Long Island City Gets the Last Laugh

This month, comedy hit its tipping point in Long Island City. Specifically comedy hit it’s tipping point in a three-block radius of the Vernon-Jackson stop on the seven train.

On August 1st, Bread Box (47-11 11th St) became the third comedy venue in Hunter’s Point, hosting two weekly comedy shows with an eye to expand to seven days a week within a year. On August 13th, Adam Ferrara promoted the new season of Top Gear with his only hour-long appearance in NYC – at the Laughing Devil (4738 Vernon Blvd.). And on August 21st, Queens’ favorite son Jerry Seinfeld made a surprise appearance at the Creek and the Cave (10-93 Jackson Ave). Manhattan’s monopoly is officially busted.
When we opened the Laughing Devil in December, it became the first full-time comedy club in Queens in almost 20 years, and the only one in one in New York City outside of Manhattan. There had been a surplus of comedic talent in the boro for years, and it was time to tap it.
“I host a weekly show,” said Queens’ Ben Rosenfeld. “If a comedian cancels, there are twenty people I can call who will be there in five minutes.”

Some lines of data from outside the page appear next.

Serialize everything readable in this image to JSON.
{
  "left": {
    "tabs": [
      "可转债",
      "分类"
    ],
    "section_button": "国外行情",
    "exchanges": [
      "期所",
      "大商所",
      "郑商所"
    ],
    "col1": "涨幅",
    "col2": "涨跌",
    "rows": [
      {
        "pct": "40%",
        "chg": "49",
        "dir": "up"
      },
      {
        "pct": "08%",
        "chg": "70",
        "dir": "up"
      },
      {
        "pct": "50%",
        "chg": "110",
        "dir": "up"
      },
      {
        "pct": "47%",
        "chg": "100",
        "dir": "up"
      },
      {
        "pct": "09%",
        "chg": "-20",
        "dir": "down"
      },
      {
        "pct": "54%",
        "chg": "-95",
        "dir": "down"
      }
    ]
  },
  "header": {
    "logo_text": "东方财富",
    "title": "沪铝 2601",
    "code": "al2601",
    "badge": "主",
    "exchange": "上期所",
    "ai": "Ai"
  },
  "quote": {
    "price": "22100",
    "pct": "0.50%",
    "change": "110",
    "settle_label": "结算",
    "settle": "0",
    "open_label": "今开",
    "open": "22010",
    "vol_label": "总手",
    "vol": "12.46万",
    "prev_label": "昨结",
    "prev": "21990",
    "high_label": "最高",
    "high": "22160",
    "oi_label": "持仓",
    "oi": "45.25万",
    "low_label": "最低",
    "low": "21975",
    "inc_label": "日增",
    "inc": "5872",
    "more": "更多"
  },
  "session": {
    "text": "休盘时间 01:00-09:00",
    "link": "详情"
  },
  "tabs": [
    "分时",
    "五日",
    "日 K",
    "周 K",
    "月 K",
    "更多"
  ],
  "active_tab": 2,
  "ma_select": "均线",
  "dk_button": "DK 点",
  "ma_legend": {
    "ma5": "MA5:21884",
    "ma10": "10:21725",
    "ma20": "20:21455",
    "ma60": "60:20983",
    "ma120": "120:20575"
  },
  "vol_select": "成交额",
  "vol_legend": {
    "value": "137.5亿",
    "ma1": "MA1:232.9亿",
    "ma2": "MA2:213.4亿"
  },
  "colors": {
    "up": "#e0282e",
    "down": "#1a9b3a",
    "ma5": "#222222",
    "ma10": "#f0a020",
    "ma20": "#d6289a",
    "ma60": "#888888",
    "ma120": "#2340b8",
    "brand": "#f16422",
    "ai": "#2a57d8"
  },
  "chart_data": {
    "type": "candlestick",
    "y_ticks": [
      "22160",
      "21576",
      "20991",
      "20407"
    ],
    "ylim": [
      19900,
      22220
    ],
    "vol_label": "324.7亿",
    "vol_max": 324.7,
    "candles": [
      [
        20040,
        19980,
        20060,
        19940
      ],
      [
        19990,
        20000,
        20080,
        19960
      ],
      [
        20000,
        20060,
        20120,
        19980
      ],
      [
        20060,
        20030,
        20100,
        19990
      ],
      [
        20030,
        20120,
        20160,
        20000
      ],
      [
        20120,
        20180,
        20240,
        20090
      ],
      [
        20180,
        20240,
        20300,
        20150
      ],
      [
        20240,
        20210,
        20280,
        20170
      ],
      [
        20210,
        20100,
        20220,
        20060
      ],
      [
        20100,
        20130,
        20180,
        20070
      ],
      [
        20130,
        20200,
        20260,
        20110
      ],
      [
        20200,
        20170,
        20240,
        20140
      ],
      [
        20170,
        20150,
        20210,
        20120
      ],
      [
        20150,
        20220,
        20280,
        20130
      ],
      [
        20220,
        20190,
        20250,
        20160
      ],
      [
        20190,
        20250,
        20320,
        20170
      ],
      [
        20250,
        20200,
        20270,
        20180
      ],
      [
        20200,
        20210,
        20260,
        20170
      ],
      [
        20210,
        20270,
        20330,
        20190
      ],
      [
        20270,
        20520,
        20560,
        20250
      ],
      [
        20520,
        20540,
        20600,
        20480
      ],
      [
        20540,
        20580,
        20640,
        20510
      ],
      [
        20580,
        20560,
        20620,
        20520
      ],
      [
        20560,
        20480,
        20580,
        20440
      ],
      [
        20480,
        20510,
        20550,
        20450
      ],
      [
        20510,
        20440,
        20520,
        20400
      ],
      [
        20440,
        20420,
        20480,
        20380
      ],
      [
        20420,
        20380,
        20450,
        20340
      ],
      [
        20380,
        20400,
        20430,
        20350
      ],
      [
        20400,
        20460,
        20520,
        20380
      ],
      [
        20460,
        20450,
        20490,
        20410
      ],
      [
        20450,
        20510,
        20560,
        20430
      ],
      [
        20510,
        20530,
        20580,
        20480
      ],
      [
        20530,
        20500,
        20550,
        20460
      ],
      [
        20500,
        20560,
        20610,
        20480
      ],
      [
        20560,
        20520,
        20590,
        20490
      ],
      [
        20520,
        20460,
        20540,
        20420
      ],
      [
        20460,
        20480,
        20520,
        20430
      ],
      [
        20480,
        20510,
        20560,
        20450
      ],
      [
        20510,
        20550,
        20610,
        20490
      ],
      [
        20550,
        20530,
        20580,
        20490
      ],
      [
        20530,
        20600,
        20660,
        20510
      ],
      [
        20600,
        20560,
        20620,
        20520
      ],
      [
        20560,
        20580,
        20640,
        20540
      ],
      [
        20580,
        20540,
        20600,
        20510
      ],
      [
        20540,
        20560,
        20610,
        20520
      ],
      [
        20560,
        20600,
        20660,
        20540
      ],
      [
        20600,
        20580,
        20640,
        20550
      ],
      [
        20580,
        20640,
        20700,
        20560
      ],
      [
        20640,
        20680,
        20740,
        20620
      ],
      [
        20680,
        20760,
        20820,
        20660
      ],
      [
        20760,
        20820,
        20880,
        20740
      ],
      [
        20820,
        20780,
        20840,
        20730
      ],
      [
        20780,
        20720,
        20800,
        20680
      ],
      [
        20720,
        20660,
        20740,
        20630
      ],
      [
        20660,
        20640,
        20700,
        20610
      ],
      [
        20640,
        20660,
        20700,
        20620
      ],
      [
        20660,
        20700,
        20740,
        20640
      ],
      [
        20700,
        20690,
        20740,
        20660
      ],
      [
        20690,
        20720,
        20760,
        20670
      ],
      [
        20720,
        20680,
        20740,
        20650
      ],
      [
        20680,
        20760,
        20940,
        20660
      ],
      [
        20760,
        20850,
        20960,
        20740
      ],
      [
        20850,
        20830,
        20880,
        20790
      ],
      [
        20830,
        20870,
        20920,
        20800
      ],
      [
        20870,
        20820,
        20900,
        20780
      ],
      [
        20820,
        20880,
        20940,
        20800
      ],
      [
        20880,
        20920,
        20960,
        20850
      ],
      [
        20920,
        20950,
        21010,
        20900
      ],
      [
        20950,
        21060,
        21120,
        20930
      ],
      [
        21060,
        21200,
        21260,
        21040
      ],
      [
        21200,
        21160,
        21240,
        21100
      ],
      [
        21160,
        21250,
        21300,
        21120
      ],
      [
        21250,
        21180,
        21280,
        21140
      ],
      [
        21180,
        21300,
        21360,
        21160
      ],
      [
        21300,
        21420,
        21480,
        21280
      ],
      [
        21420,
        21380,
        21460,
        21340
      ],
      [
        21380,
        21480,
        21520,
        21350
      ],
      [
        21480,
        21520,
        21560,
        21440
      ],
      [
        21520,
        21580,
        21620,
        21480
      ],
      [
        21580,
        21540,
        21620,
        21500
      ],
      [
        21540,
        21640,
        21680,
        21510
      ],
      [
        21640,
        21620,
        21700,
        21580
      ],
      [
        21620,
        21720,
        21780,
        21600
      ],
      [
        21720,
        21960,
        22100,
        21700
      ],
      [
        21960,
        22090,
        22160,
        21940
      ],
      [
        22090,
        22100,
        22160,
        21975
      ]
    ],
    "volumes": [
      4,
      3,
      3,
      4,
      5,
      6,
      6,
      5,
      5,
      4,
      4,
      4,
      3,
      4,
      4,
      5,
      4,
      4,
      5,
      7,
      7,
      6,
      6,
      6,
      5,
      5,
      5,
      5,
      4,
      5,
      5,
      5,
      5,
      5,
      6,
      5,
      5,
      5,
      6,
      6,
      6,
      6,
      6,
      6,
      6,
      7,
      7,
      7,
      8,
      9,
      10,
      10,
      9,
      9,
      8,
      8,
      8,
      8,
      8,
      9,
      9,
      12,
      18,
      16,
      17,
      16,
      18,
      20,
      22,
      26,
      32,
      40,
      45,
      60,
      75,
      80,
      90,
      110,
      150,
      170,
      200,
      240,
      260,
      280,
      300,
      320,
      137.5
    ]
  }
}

Within a month of the Laughing Devil’s opening, Judah Friedlander became a regular at the Laughing Devil. Friedlander shoots 30 Rock for NBC in LIC’s Silvercup Studios (34-02 Starr Avenue), and lives in Queens. Christian Finnegan, formerly of VH1’s Best Week Ever, lives in the neighborhood – I regularly run into him on Vernon Boulevard. Other Western Queens comedians and regulars at the Laughing Devil include Ted Alexandro (Comedy Central Presents), Jon Fisch (Late Show), Dave Waite (Late Night), Liam McEneaney (Premium Blend), Kevin McCaffrey (Late Show), Mike Trainor (World’s Dumbest), Keith Alberstadt (Late Show), Moody McCarthy (Jimmy Kimmel Live!), Tony Deyo (HBO’s Comedy Arts Festival), and Andy Hendrickson (30 Rock), to name a few. Or a dozen.
“It’s not just better to live here as a comedian, it’s also easier to leave,” said McCarthy, who frequently tours the country. “There are two airports and you can actually own a car.”
It’s also easier to get here. Part of the LIC Arts Open, the Laughing Devil Comedy Festival brought over 100 comedians to Long Island City, and included pop-up shows at Alobar (46-42 Vernon Blvd), Manducatis Rustica (46-35 Vernon Blvd) and Bread Box Café (47-11 11th St.) as well as lunchtime events at various venues and a Mets game. In October, the She-Devil Comedy Festival will do the same with female comedians – and is already the largest female standup festival in the world.
“Long Island City is cool, but I can’t put my finger on anything particular about it that makes it so,” said Myq Kaplan about the neighborhood’s je ne sais quoi.
Kaplan, a regular on Conan and the Late Late Show, is now a regular at the Laughing Devil. Perhaps the cool factor of LIC is self-perpetuating. Louis CK even came by while we were building the club.
And it’s not just the Laughing Devil. LIC Bar (45-58 Vernon Blvd) hosts a weekly comedy/trivia night each Thursday. Dominie’s Hoek (48-17 Vernon Blvd) has hosted pop-up shows. The Creek and the Cave hosts 3-5 standup/variety shows and up to 9 open mics per week.
“More comics are coming here every day,” said Trainor. “So many comics have moved to Queens to be close to their gigs in Manhattan that they don’t even need to go to Manhattan anymore.”
And neither do the crowds.
By Steve Hofstetter
Steve Hofstetter is an internationally touring comedian born and raised in Queens, and the owner of the Laughing Devil Comedy Club.